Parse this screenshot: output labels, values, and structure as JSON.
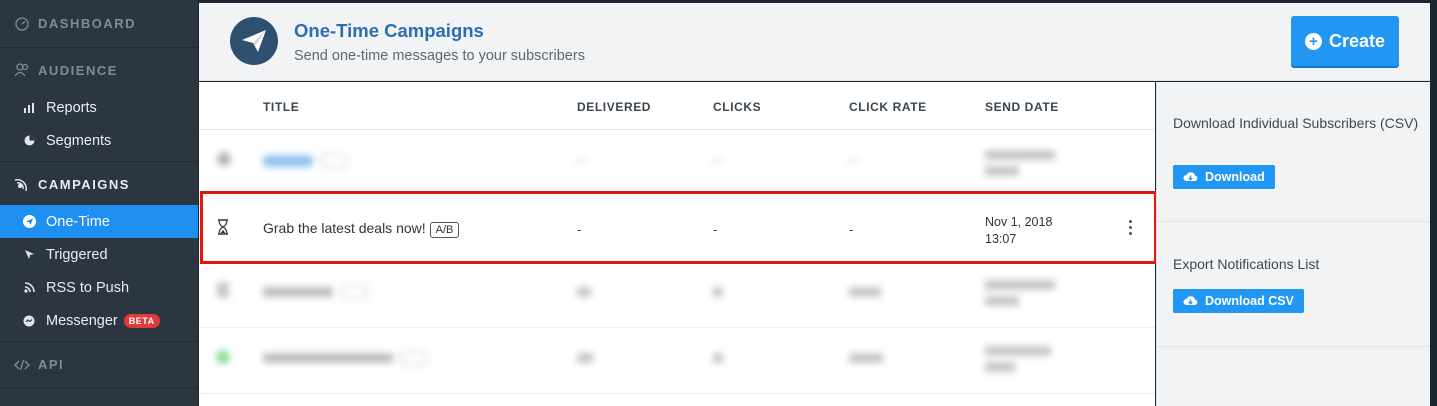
{
  "sidebar": {
    "dashboard": "DASHBOARD",
    "audience": "AUDIENCE",
    "audience_items": [
      {
        "label": "Reports",
        "icon": "bar-chart-icon"
      },
      {
        "label": "Segments",
        "icon": "pie-chart-icon"
      }
    ],
    "campaigns": "CAMPAIGNS",
    "campaign_items": [
      {
        "label": "One-Time",
        "icon": "paper-plane-icon",
        "active": true
      },
      {
        "label": "Triggered",
        "icon": "cursor-icon"
      },
      {
        "label": "RSS to Push",
        "icon": "rss-icon"
      },
      {
        "label": "Messenger",
        "icon": "messenger-icon",
        "badge": "BETA"
      }
    ],
    "api": "API"
  },
  "header": {
    "title": "One-Time Campaigns",
    "subtitle": "Send one-time messages to your subscribers",
    "create_label": "Create"
  },
  "table": {
    "columns": [
      "TITLE",
      "DELIVERED",
      "CLICKS",
      "CLICK RATE",
      "SEND DATE"
    ],
    "highlighted_row": {
      "status_icon": "hourglass-icon",
      "title": "Grab the latest deals now!",
      "tag": "A/B",
      "delivered": "-",
      "clicks": "-",
      "click_rate": "-",
      "send_date_line1": "Nov 1, 2018",
      "send_date_line2": "13:07"
    }
  },
  "panel": {
    "subscribers_label": "Download Individual Subscribers (CSV)",
    "subscribers_button": "Download",
    "notifications_label": "Export Notifications List",
    "notifications_button": "Download CSV"
  },
  "colors": {
    "accent": "#2196f3",
    "sidebar_bg": "#2b3640",
    "highlight": "#e3160b",
    "title_blue": "#2a6fb0"
  }
}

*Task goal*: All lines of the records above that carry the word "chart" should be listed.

*Exercise answer*:
        "icon": "bar-chart-icon"
        "icon": "pie-chart-icon"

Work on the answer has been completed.